I needed a simple way to do a damage estimate of a tornado path through a town for the Formidable Footprint Tornado tabletop exercise which will be staged on Saturday April 30. After placing a User-defined Shape on my depiction I noticed it looked a lot like a flood map. Knowing that the flood interaction rule interacts with specified elements to disable them if they occur in the flood zone area. So I created a “tornado path” interaction rule as follows:
1. I created a tornado path from the explosion element, deleting all the points not needed.
2. I saved the new shape to my element library, naming it “tornado path.”
3. I copied the flood interaction rule, renamed it “tornado path”, indicating the cause as “tornado path”, and checked the elements I wanted it to interact with – for this simple example just buildings.
4. Because I don’t like the clutter that the red “X” causes for disabled buildings, I created a separate layer of disabled (=destroyed, in my example) by exporting the buildings as a CSV.
5. I added a new field (attribute) named “Status”
6. I saved the file a “all building” to keep for backup.
7. I saved it again as “buildings OK” and deleted all records with “Active = False”. I added the value “No Damage” to the “Status” field. These are the buildings outside the tornado path.
8. I saved “all buildings” again and deleted all records with “Active = True”. I added the value “Destroyed” to the “Status” field.
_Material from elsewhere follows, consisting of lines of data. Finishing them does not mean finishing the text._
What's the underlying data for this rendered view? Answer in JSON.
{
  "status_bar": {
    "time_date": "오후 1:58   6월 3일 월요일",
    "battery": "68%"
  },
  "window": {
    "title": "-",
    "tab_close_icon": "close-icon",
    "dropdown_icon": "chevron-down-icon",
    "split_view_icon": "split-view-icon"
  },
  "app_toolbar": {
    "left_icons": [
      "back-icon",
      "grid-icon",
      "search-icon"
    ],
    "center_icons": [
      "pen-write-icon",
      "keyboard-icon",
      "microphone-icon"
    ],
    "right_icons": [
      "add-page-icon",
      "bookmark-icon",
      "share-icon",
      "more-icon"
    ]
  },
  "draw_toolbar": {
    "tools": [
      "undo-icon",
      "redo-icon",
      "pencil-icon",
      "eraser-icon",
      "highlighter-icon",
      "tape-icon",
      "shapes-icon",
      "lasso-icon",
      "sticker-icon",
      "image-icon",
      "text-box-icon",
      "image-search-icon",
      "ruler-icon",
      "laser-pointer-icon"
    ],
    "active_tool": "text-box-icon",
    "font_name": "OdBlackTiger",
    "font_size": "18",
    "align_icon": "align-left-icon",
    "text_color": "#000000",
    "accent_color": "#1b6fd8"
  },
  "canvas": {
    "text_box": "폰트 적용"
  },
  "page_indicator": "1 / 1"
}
These are the building inside the tornado path.
9. Then I “turned off” the tornado path” interaction rule by un-checking the box indicating to use the rule “in this depiction”. This is so the interaction rule doesn’t run again when new building files are added.
10. I deleted the buildings layer (i.e., all the original buildings) in my depiction and re-imported the two new buildings files, using two different symbols indicating their status. Additional levels of damage were indicated in the Status attribute by manually editing each element.
11. Then using the new status value to filter certain buildings, the symbol outline color was specified to indicate “destroyed”, “major damage” or “minor damage”.
With the tornado path interaction disabled it is easy to see (without the red “X”) which buildings were spared and which were damaged, along with any additional hover text information desired.